In $5.2B budget proposal, mayor touts funding for education as key to Philadelphia’s pandemic recovery

Kenney’s priorities include college funding and additional support for community schools

Philadelphia Mayor Jim Kenney addresses the crowd at The Met after he was sworn in to his second term as mayor.
Mayor Jim Kenney’s five-year plan envisions a full return of teachers and students to classrooms, with $1.38 billion in city funding for the School District of Philadelphia each year. (Emma Lee / WHYY)

Unveiling his $5.2 billion budget proposal, Philadelphia Mayor Jim Kenney vowed Thursday to expand education funding “from pre-K to college,” calling it key to the city’s pandemic recovery. 

His five-year plan envisions a full return of teachers and students to classrooms, with $1.38 billion in city funding for the School District of Philadelphia each year. This is on top of the $1.3 billion in federal funds over three years that the district will receive through the most recent coronavirus relief bill. 

Kenney proposed investing a quarter of a billion dollars over five years in the Community College of Philadelphia, or CCP, with $54 million dedicated to the Octavius Catto Scholarship.

“This initiative will enable 5,000 first-time [college] students to attend college tuition-free, and with the supports they need like food, books, and transportation stipends to successfully earn their degree,” the mayor said.

Kenney said the city will work with CCP to recruit Black men, who are currently underrepresented at the college.

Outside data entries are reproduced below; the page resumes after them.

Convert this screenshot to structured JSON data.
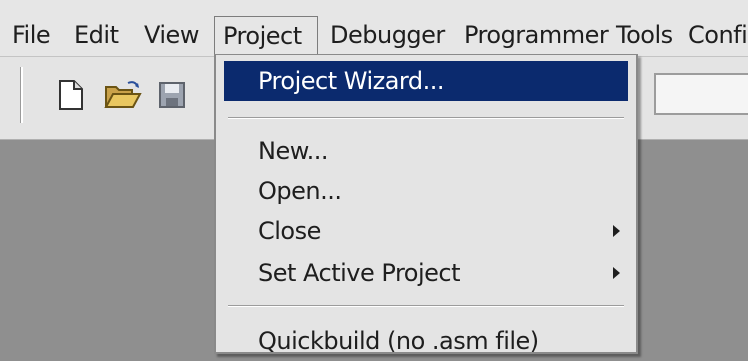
{
  "menubar": {
    "items": [
      {
        "label": "File"
      },
      {
        "label": "Edit"
      },
      {
        "label": "View"
      },
      {
        "label": "Project"
      },
      {
        "label": "Debugger"
      },
      {
        "label": "Programmer"
      },
      {
        "label": "Tools"
      },
      {
        "label": "Confi"
      }
    ]
  },
  "toolbar": {
    "icons": [
      "new-file-icon",
      "open-folder-icon",
      "save-icon"
    ]
  },
  "project_menu": {
    "items": [
      {
        "label": "Project Wizard..."
      },
      {
        "label": "New..."
      },
      {
        "label": "Open..."
      },
      {
        "label": "Close"
      },
      {
        "label": "Set Active Project"
      },
      {
        "label": "Quickbuild (no .asm file)"
      }
    ]
  },
  "colors": {
    "highlight": "#0b2a6e",
    "menu_bg": "#e4e4e4",
    "workspace": "#8f8f8f"
  }
}
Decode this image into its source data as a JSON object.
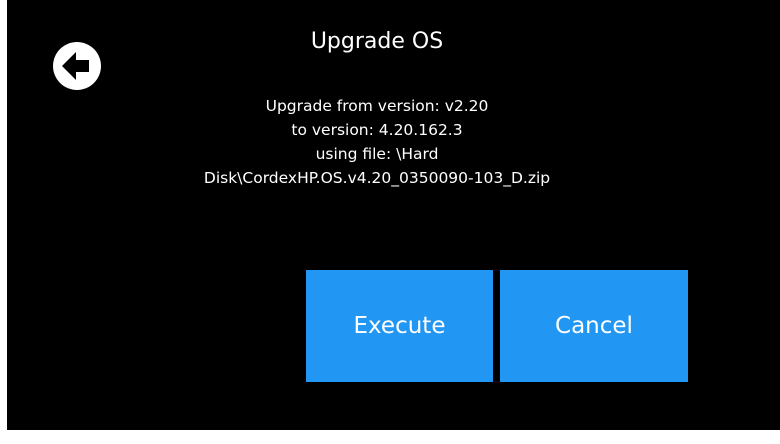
{
  "dialog": {
    "title": "Upgrade OS",
    "back_icon": "back-arrow-circle-icon",
    "message_lines": [
      "Upgrade from version: v2.20",
      "to version: 4.20.162.3",
      "using file: \\Hard",
      "Disk\\CordexHP.OS.v4.20_0350090-103_D.zip"
    ],
    "execute_label": "Execute",
    "cancel_label": "Cancel"
  },
  "colors": {
    "background": "#000000",
    "text": "#ffffff",
    "button": "#2196f3"
  }
}
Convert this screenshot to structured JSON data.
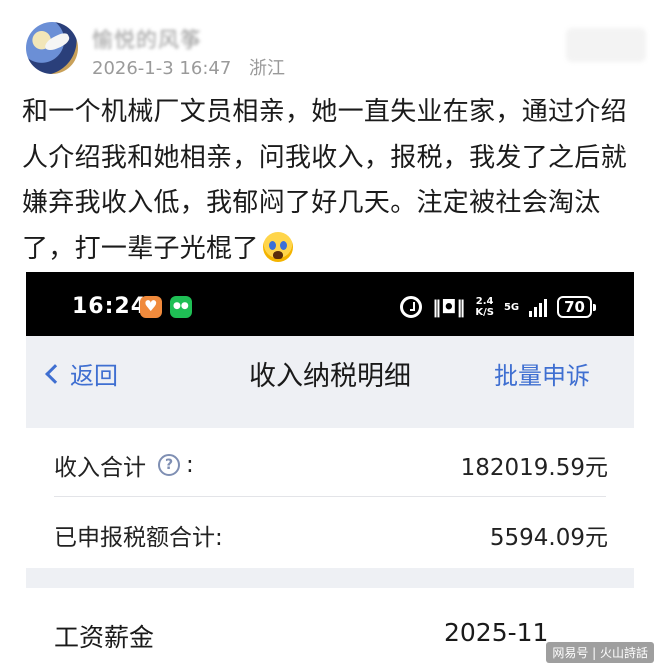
{
  "post": {
    "author": "愉悦的风筝",
    "date": "2026-1-3 16:47",
    "location": "浙江",
    "text": "和一个机械厂文员相亲，她一直失业在家，通过介绍人介绍我和她相亲，问我收入，报税，我发了之后就嫌弃我收入低，我郁闷了好几天。注定被社会淘汰了，打一辈子光棍了",
    "emoji": "crying-face"
  },
  "phone": {
    "status_bar": {
      "time": "16:24",
      "network_speed": "2.4\nK/S",
      "network_type": "5G",
      "battery": "70"
    },
    "nav": {
      "back_label": "返回",
      "title": "收入纳税明细",
      "right_label": "批量申诉"
    },
    "summary": {
      "income_label": "收入合计",
      "income_colon": ":",
      "income_value": "182019.59元",
      "tax_label": "已申报税额合计:",
      "tax_value": "5594.09元"
    },
    "detail": {
      "category": "工资薪金",
      "period": "2025-11"
    }
  },
  "watermark": "网易号 | 火山詩話",
  "colors": {
    "accent_blue": "#3f6fd1",
    "page_bg": "#eef0f4",
    "meta_gray": "#9a9a9a"
  }
}
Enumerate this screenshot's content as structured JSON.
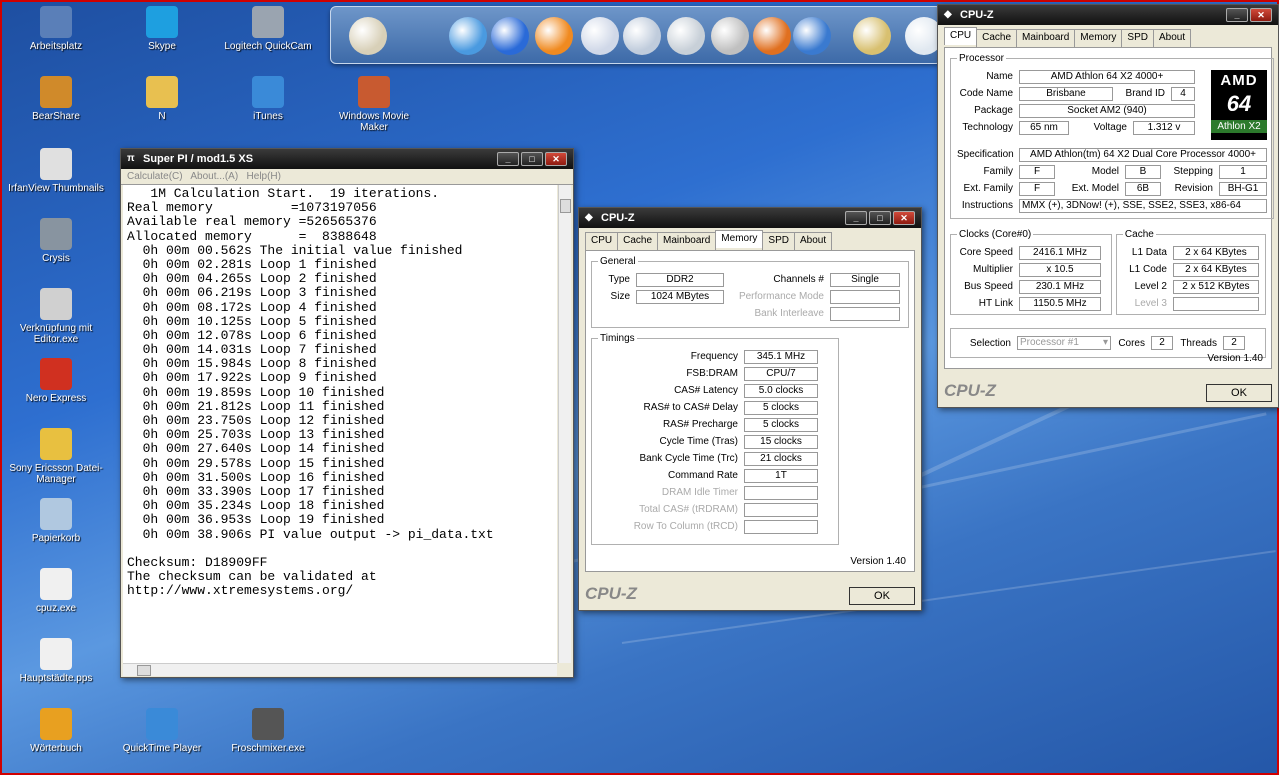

He also plans to leverage the scholarship to increase the number of teachers of color in the city.

“In partnership with our public schools and regional higher education institutions, we will create a seamless pipeline that will recruit, mentor, and retain emerging teachers of color to educate our kids,” Kenney said.

In addition, Kenney plans to add 700 new slots to PHLPreK and the city will add case management services to community schools, which support the well-being of students and families by expanding learning opportunities, integrating health and social services, and improving school climate.

Kenney first promised to open community schools during his run for mayor in 2015. The city now has designated 17 such schools, serving some 10,000 city students.

“As in the past, we are investing in our future to improve the long-term outcomes of Philadelphians,” Kenney said Thursday.

Not everyone is satisfied with what’s proposed for schools and youth in Kenney’s budget.

Councilmember Helen Gym tweeted that the budget must “modernize school buildings so students and staff learn and work safely.”

She also said the city should enact a trauma plan to increase staff and supports, including counseling for students in communities with high rates of gun violence. 

“Create a youth-driven anti-violence agenda including youth employment and enrichment programming, restorative justice, and leadership and mentorship opportunities for teens year-round,” Gym tweeted.

The mayor’s virtual address was played for Council members Thursday, but was pre -recorded from Kenney’s office on Wednesday. 

Before June, city lawmakers must come to an agreement on next year’s budget and a five-year financial plan for the city. Hearings are scheduled to start in a few weeks.

Ryan Smith, who is a safety officer at Kensington Health Sciences Academy, told Chalkbeat he is pleased with the mayor’s vision to expand community schools.

“The kids can be off the street and in the school, in the art program, and in a GED program, and a basketball program. I’m excited,” Smith said.


The Latest

Many high school students struggled in the aftermath of COVID. This graduating senior found a talent for wrestling, teaching, and connecting with the classmates who wanted to give up.

Schools are too often punishing and excluding special education students with behavioral issues, Tennessee Disability Coalition says

Muchos estudiantes de high school atravesaron dificultades a consecuencia del COVID. Esta estudiante de último curso descubrió su don para la lucha, enseñar y para conectarse con los compañeros de clase que querían darse por vencidos.

The policy shift comes after some Manhattan parents lobbied Chancellor David Banks to impose geographic admissions preferences at high-demand local high schools.

Air conditioning, high school theater upgrades, and a new school in far northeast Denver are among the projects being recommended.

Increased state education spending now will more than pay for itself as more students graduate and attend college, report finds